Operate with a hard market mentality at all times: CICA captive strategies panel
“Captives should structure, domicile and operate with a hard market mentality at all times, and take advantage of softening when they can,” according to Peter Rosiere, a vice president of risk management at Sodexo.
Speaking on a Captive Insurance Companies Association (CICA) webinar titled “Captive Strategies in a Hardening Market”, that would have been a panel at CICA’s annual conference in California in March, Rosiere warned his audience about the challenges of a hard market which, he noted, many people active in the industry today have never experienced.
“Those who have some experience of these market conditions will do well,” Rosiere predicted.

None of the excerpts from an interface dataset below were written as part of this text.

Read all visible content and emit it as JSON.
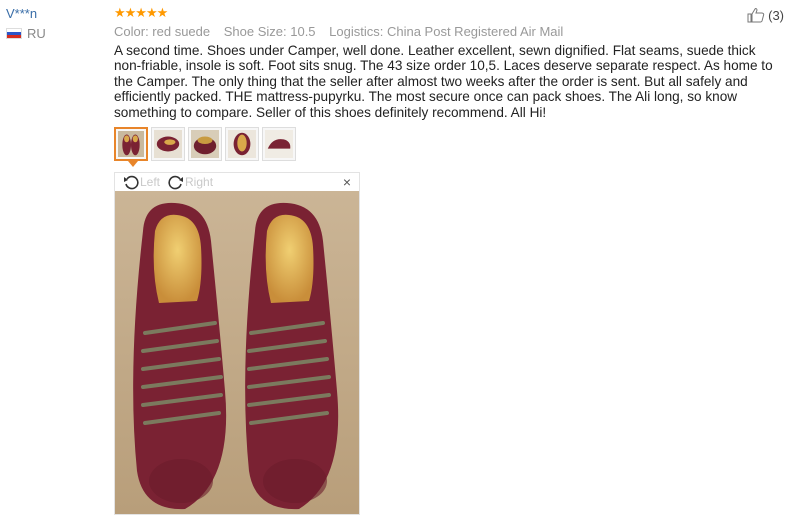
{
  "reviewer": {
    "name": "V***n",
    "country": "RU"
  },
  "review": {
    "stars": "★★★★★",
    "rating": 5,
    "meta": {
      "color": "Color: red suede",
      "size": "Shoe Size: 10.5",
      "logistics": "Logistics: China Post Registered Air Mail"
    },
    "likes": "(3)",
    "text": "A second time. Shoes under Camper, well done. Leather excellent, sewn dignified. Flat seams, suede thick non-friable, insole is soft. Foot sits snug. The 43 size order 10,5. Laces deserve separate respect. As home to the Camper. The only thing that the seller after almost two weeks after the order is sent. But all safely and efficiently packed. THE mattress-pupyrku. The most secure once can pack shoes. The Ali long, so know something to compare. Seller of this shoes definitely recommend. All Hi!"
  },
  "viewer": {
    "rotate_left": "Left",
    "rotate_right": "Right",
    "close": "×"
  },
  "colors": {
    "accent": "#e8852a",
    "star": "#ff9900",
    "link": "#3a6ea8",
    "shoe": "#7a2233"
  }
}
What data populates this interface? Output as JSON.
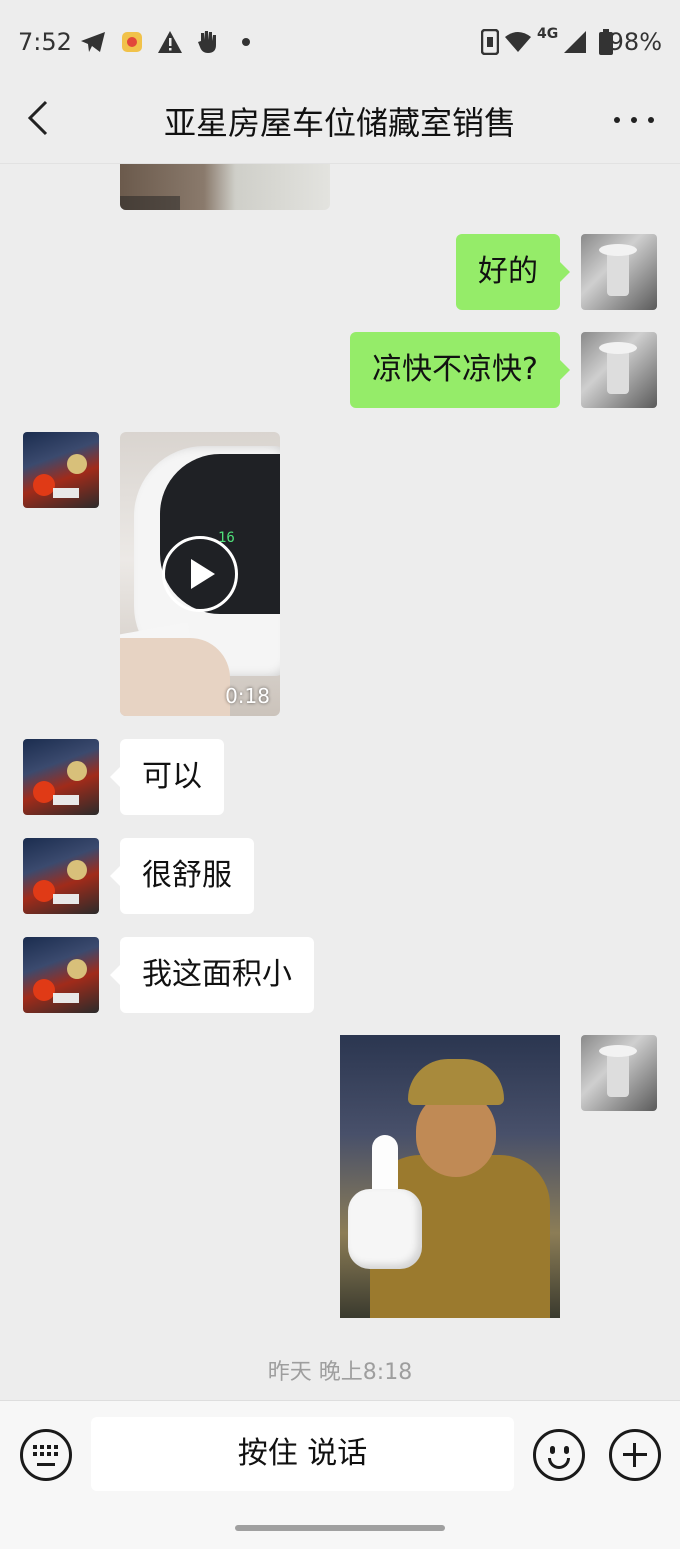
{
  "status_bar": {
    "time": "7:52",
    "network": "4G",
    "battery": "98%",
    "icons": [
      "telegram-icon",
      "app-notification-icon",
      "warning-icon",
      "hand-icon",
      "dot-icon",
      "nfc-icon",
      "wifi-icon",
      "signal-icon",
      "battery-icon"
    ]
  },
  "header": {
    "title": "亚星房屋车位储藏室销售",
    "back_icon": "chevron-left-icon",
    "more_icon": "more-dots-icon"
  },
  "messages": [
    {
      "sender": "other",
      "type": "image"
    },
    {
      "sender": "me",
      "type": "text",
      "text": "好的"
    },
    {
      "sender": "me",
      "type": "text",
      "text": "凉快不凉快?"
    },
    {
      "sender": "other",
      "type": "video",
      "duration": "0:18"
    },
    {
      "sender": "other",
      "type": "text",
      "text": "可以"
    },
    {
      "sender": "other",
      "type": "text",
      "text": "很舒服"
    },
    {
      "sender": "other",
      "type": "text",
      "text": "我这面积小"
    },
    {
      "sender": "me",
      "type": "sticker"
    }
  ],
  "timestamp": "昨天 晚上8:18",
  "input_bar": {
    "hold_to_talk": "按住 说话",
    "icons": [
      "keyboard-icon",
      "emoji-icon",
      "plus-icon"
    ]
  },
  "colors": {
    "my_bubble": "#95ec69",
    "their_bubble": "#ffffff",
    "background": "#ededed"
  }
}
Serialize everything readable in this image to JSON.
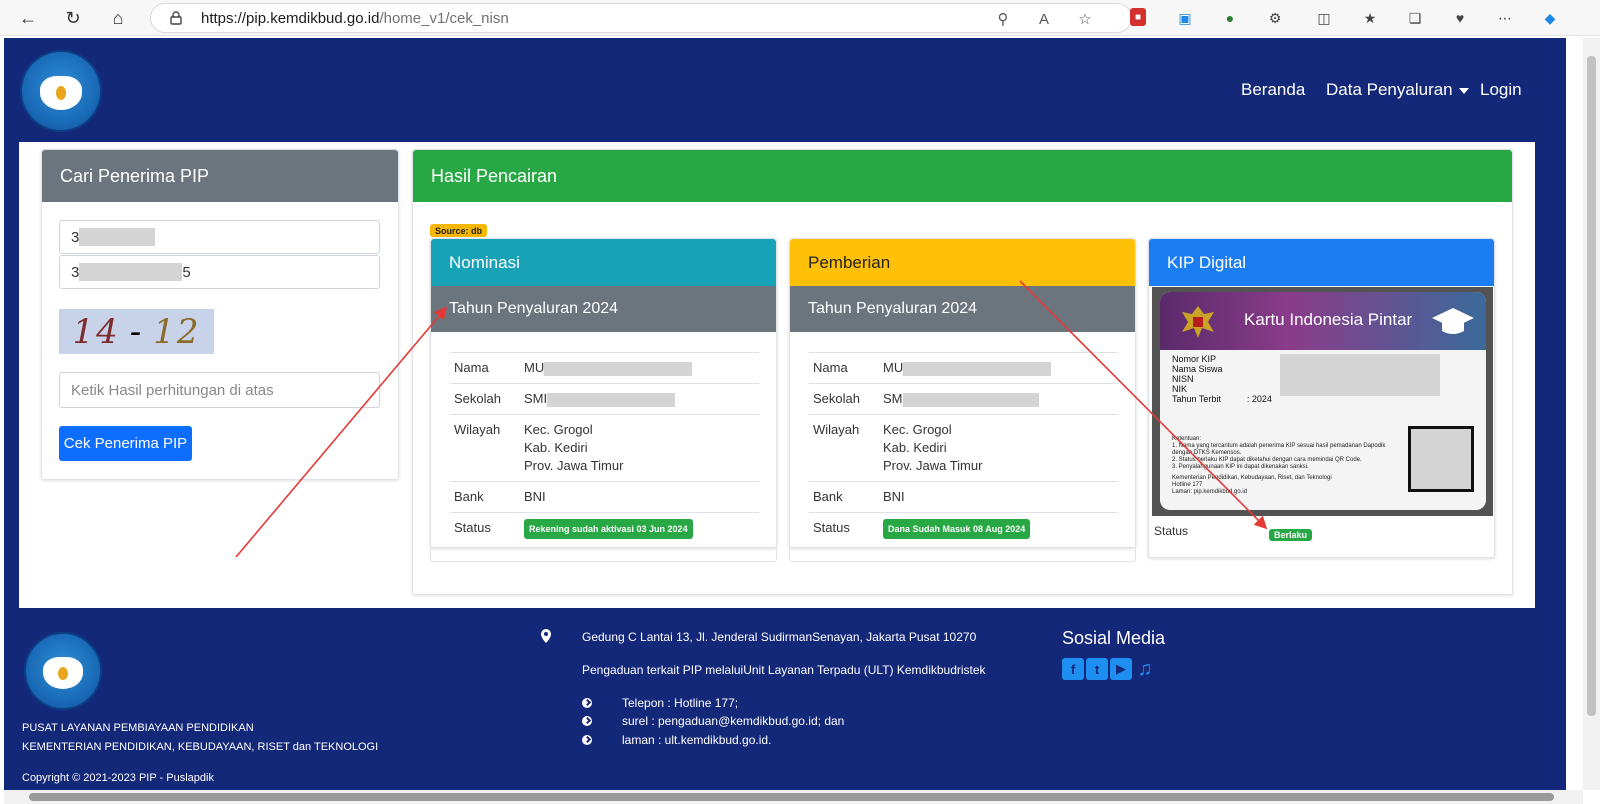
{
  "browser": {
    "url_host": "https://pip.kemdikbud.go.id",
    "url_path": "/home_v1/cek_nisn"
  },
  "navbar": {
    "beranda": "Beranda",
    "data_penyaluran": "Data Penyaluran",
    "login": "Login"
  },
  "search": {
    "title": "Cari Penerima PIP",
    "nisn_prefix": "3",
    "nik_prefix": "3",
    "nik_suffix": "5",
    "captcha_a": "14",
    "captcha_op": "-",
    "captcha_b": "12",
    "answer_placeholder": "Ketik Hasil perhitungan di atas",
    "button": "Cek Penerima PIP"
  },
  "results": {
    "title": "Hasil Pencairan",
    "source": "Source: db",
    "nominasi": {
      "title": "Nominasi",
      "year": "Tahun Penyaluran 2024",
      "nama_label": "Nama",
      "nama_value": "MU",
      "sekolah_label": "Sekolah",
      "sekolah_value": "SMI",
      "wilayah_label": "Wilayah",
      "kec": "Kec. Grogol",
      "kab": "Kab. Kediri",
      "prov": "Prov. Jawa Timur",
      "bank_label": "Bank",
      "bank_value": "BNI",
      "status_label": "Status",
      "status_value": "Rekening sudah aktivasi 03 Jun 2024"
    },
    "pemberian": {
      "title": "Pemberian",
      "year": "Tahun Penyaluran 2024",
      "nama_label": "Nama",
      "nama_value": "MU",
      "sekolah_label": "Sekolah",
      "sekolah_value": "SM",
      "wilayah_label": "Wilayah",
      "kec": "Kec. Grogol",
      "kab": "Kab. Kediri",
      "prov": "Prov. Jawa Timur",
      "bank_label": "Bank",
      "bank_value": "BNI",
      "status_label": "Status",
      "status_value": "Dana Sudah Masuk 08 Aug 2024"
    },
    "kip": {
      "title": "KIP Digital",
      "card_title": "Kartu Indonesia Pintar",
      "l1": "Nomor KIP",
      "l2": "Nama Siswa",
      "l3": "NISN",
      "l4": "NIK",
      "l5": "Tahun Terbit",
      "tahun_terbit": ": 2024",
      "notes_title": "Ketentuan:",
      "note1": "1. Nama yang tercantum adalah penerima KIP sesuai hasil pemadanan Dapodik dengan DTKS Kemensos.",
      "note2": "2. Status berlaku KIP dapat diketahui dengan cara memindai QR Code.",
      "note3": "3. Penyalahgunaan KIP ini dapat dikenakan sanksi.",
      "issuer": "Kementerian Pendidikan, Kebudayaan, Riset, dan Teknologi",
      "hotline": "Hotline 177",
      "laman": "Laman: pip.kemdikbud.go.id",
      "status_label": "Status",
      "status_value": "Berlaku"
    }
  },
  "footer": {
    "org1": "PUSAT LAYANAN PEMBIAYAAN PENDIDIKAN",
    "org2": "KEMENTERIAN PENDIDIKAN, KEBUDAYAAN, RISET dan TEKNOLOGI",
    "copyright": "Copyright © 2021-2023 PIP - Puslapdik",
    "address": "Gedung C Lantai 13, Jl. Jenderal SudirmanSenayan, Jakarta Pusat 10270",
    "complaint": "Pengaduan terkait PIP melaluiUnit Layanan Terpadu (ULT) Kemdikbudristek",
    "phone": "Telepon : Hotline 177;",
    "email": "surel : pengaduan@kemdikbud.go.id; dan",
    "web": "laman : ult.kemdikbud.go.id.",
    "social_title": "Sosial Media"
  },
  "colors": {
    "navy": "#14287a",
    "grey_header": "#6c757d",
    "green": "#28a745",
    "teal": "#17a2b8",
    "yellow": "#ffc107",
    "blue": "#0d6efd"
  }
}
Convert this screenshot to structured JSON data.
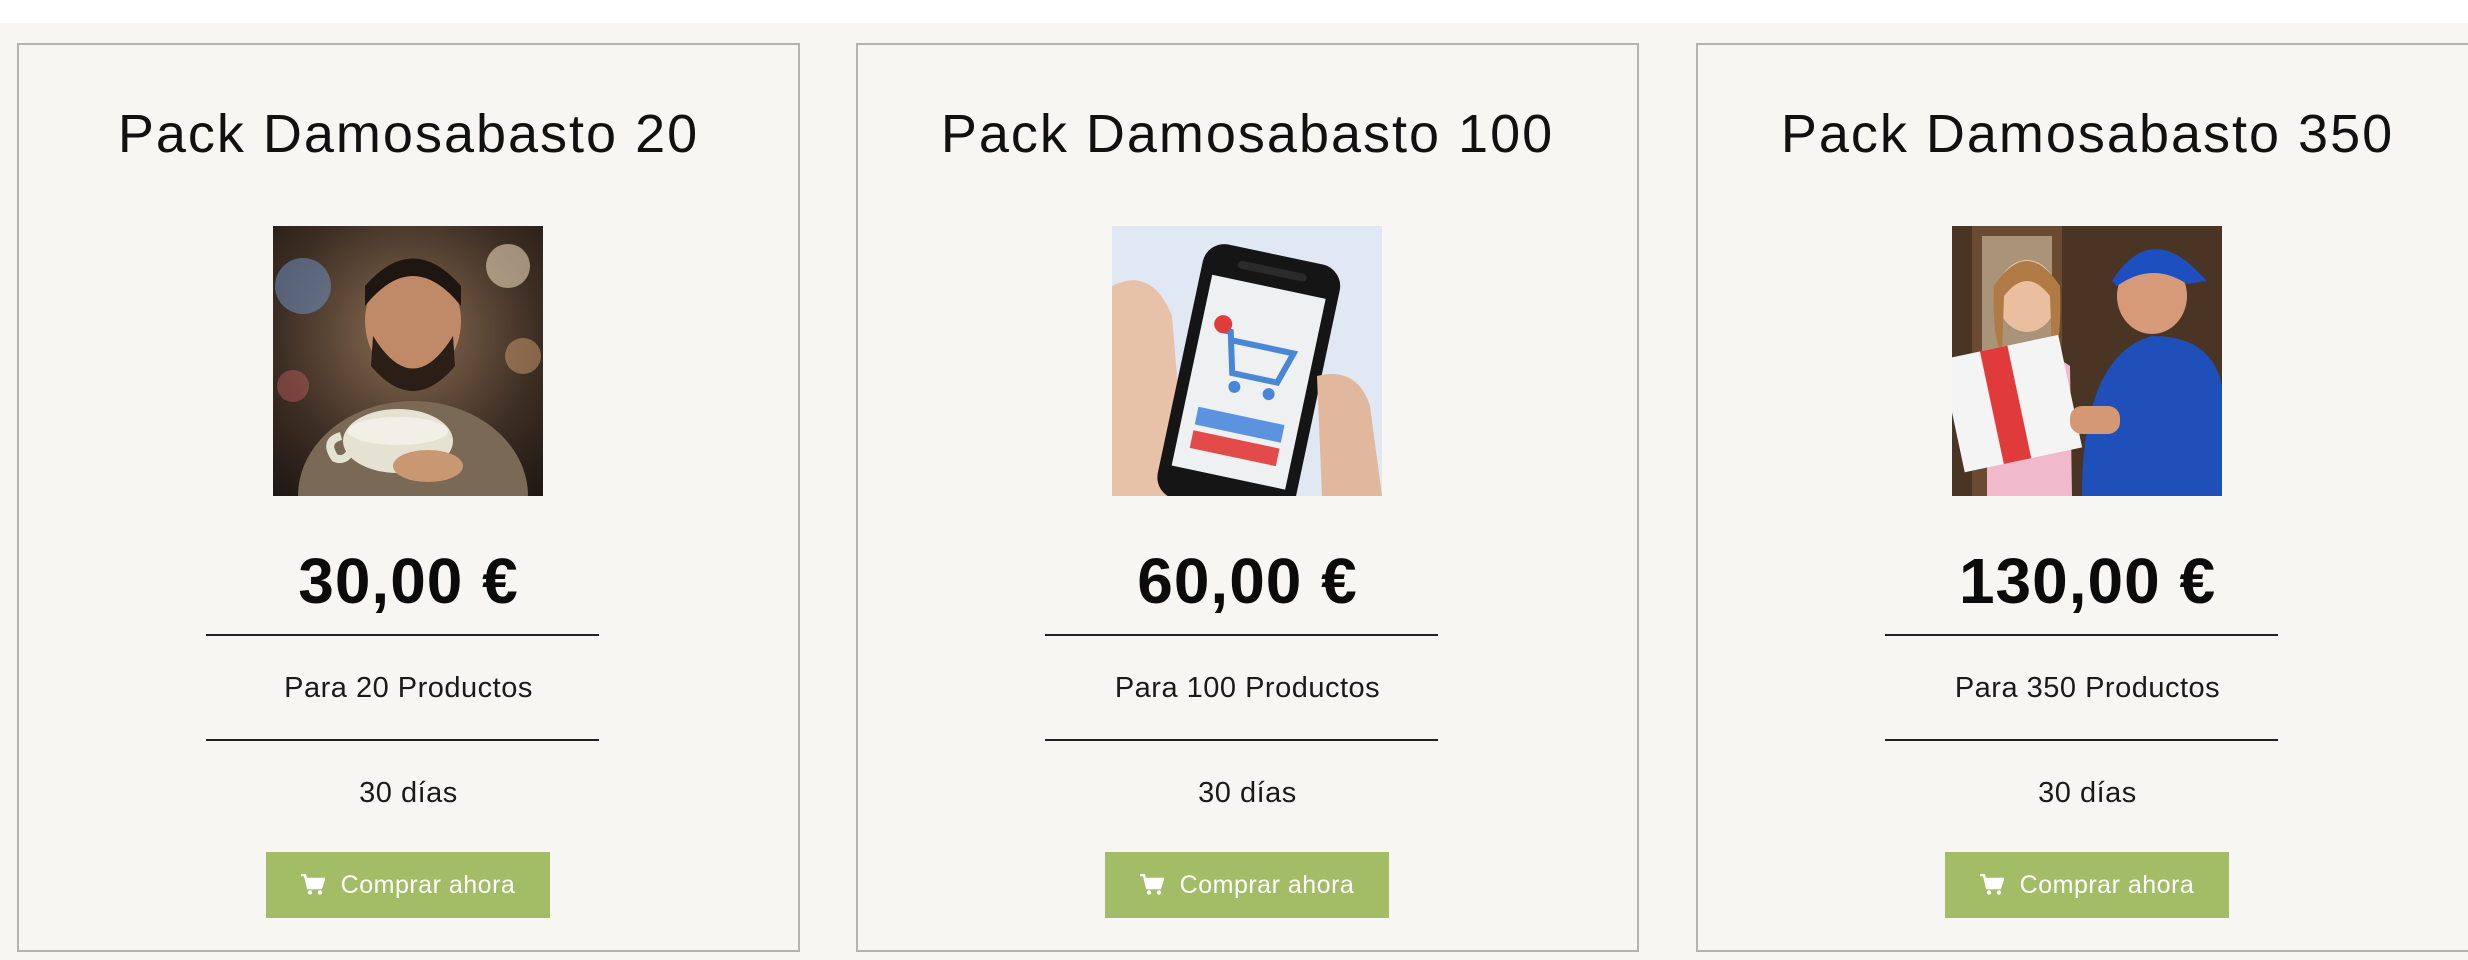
{
  "colors": {
    "background": "#f7f6f2",
    "card_border": "#b4b3ad",
    "button": "#a3bd67",
    "button_text": "#ffffff",
    "text": "#111111"
  },
  "plans": [
    {
      "title": "Pack Damosabasto 20",
      "image_icon": "barista-photo",
      "price": "30,00 €",
      "products": "Para 20 Productos",
      "duration": "30 días",
      "button_label": "Comprar ahora",
      "button_icon": "shopping-cart-icon"
    },
    {
      "title": "Pack Damosabasto 100",
      "image_icon": "phone-shopping-cart-photo",
      "price": "60,00 €",
      "products": "Para 100 Productos",
      "duration": "30 días",
      "button_label": "Comprar ahora",
      "button_icon": "shopping-cart-icon"
    },
    {
      "title": "Pack Damosabasto 350",
      "image_icon": "delivery-photo",
      "price": "130,00 €",
      "products": "Para 350 Productos",
      "duration": "30 días",
      "button_label": "Comprar ahora",
      "button_icon": "shopping-cart-icon"
    }
  ]
}
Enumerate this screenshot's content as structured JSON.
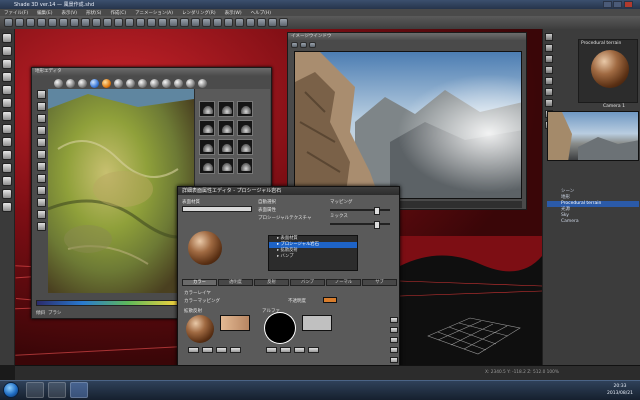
{
  "titlebar": {
    "title": "Shade 3D ver.14 — 風景作成.shd"
  },
  "menubar": {
    "items": [
      "ファイル(F)",
      "編集(E)",
      "表示(V)",
      "形状(S)",
      "作成(C)",
      "アニメーション(A)",
      "レンダリング(R)",
      "表示(W)",
      "ヘルプ(H)"
    ]
  },
  "terrain_window": {
    "title": "地形エディタ",
    "bottom_label": "傾斜",
    "bottom_label2": "ブラシ"
  },
  "render_window": {
    "title": "イメージウインドウ",
    "status": "レンダリング時間 00:00:12"
  },
  "right_panel": {
    "preview_label": "Procedural terrain",
    "camera_label": "Camera 1",
    "tree": [
      {
        "label": "シーン",
        "selected": false
      },
      {
        "label": "地形",
        "selected": false
      },
      {
        "label": "Procedural terrain",
        "selected": true
      },
      {
        "label": "光源",
        "selected": false
      },
      {
        "label": "Sky",
        "selected": false
      },
      {
        "label": "Camera",
        "selected": false
      }
    ]
  },
  "material_dialog": {
    "title": "詳細表面属性エディタ - プロシージャル岩石",
    "tree": [
      {
        "label": "▸ 表面材質",
        "selected": false
      },
      {
        "label": "▸ プロシージャル岩石",
        "selected": true
      },
      {
        "label": "  ▸ 拡散反射",
        "selected": false
      },
      {
        "label": "  ▸ バンプ",
        "selected": false
      }
    ],
    "labels": {
      "type": "表面材質",
      "mode": "マッピング",
      "mix": "ミックス",
      "color": "カラーレイヤ",
      "color_mapping": "カラーマッピング",
      "diffuse": "拡散反射",
      "alpha": "アルファ",
      "bump": "バンプ",
      "opacity": "不透明度",
      "option1": "自動選択",
      "option2": "表面属性",
      "option3": "プロシージャルテクスチャ"
    },
    "tabs": [
      "カラー",
      "透明度",
      "反射",
      "バンプ",
      "ノーマル",
      "サブ"
    ]
  },
  "statusbar": {
    "text": "X: 2340.5  Y: -118.2  Z: 512.0   100%"
  },
  "clock": {
    "time": "20:33",
    "date": "2013/08/21"
  },
  "colors": {
    "accent": "#1e63c6",
    "terrain_red": "#c7232a"
  }
}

He stressed that the environment will put many established relationships under considerable pressure. “You find out who your friends are,” he said.
Rosiere advised captives owners to be prepared to regularly review relationships and strategies. “Old relationships and strategies may no longer work,” he said. “Everything should always be in play.”
He advised captives owners and managers always to think on a multi-year time horizon, and reminded managers that they were in the business of selling their risk. Captives should spend time ensuring their proposals are comprehensive and well organised, so they stand out to potential buyers, he said.
“You are asking an underwriter to invest in your risk,” he explained. “When negotiating, you need to have more intelligence than the other side of the table.”
Technology has given captives the tools to think about risk in new ways that stand them in good stead in the evolving market, improving their ability to analyse and understand data, noted Ward Ching, managing director at Aon Global Risk Consulting. This should help mitigate some of the challenges captives will face going forward.
In particular, captives should analyse the relationships between the different forms of risk in their business, constructing and retaining diversified risk portfolios that have low volatility, Ching said.
Meanwhile, Chris Mandel, a director and senior vice president at the Sedgwick Institute, argued that technological disruption in the insurance market presents a considerable opportunity for captives.
Since 2014, $20 billion has flowed into insurtech, he said, with 393 entities created in the risk management space specifically—more than any other area—representing around $3 billion of that investment. The next biggest area was health insurance, which attracted startups, although it is a larger investment by value, at $4.8 billion.
Such innovation allows captives to take more risk, said Mandel, making them more profitable, typically by giving them greater control and more predictability around spending.
Mandel admitted it is impossible to predict how the insurance market will react to the COVID-19 crisis, and to the trillions of dollars being poured into the global economy by central banks and governments. “The market could go back to where it was in the 1930s,” he warned.
The crisis could have lasting implications for many insurance lines, he said. The increasing number of employees working from home has raised questions about what activities are covered by workers’ compensation policies, for example, which have not yet been answered.
However, captives look well placed to navigate these challenges, which could help stabilise the broader insurance industry.
“When captives are profitable the market remembers and shifts to become more flexible,” said Mandel. That includes commercial insurers and reinsurers, which compete to win back business, he noted.
While market capacity is likely to present a challenge to captives managers looking to sell risk for the foreseeable future, this impact is being offset to some extent by reductions in expenses, said Rosiere, due to the operational impact of the pandemic and the resulting economic shutdown.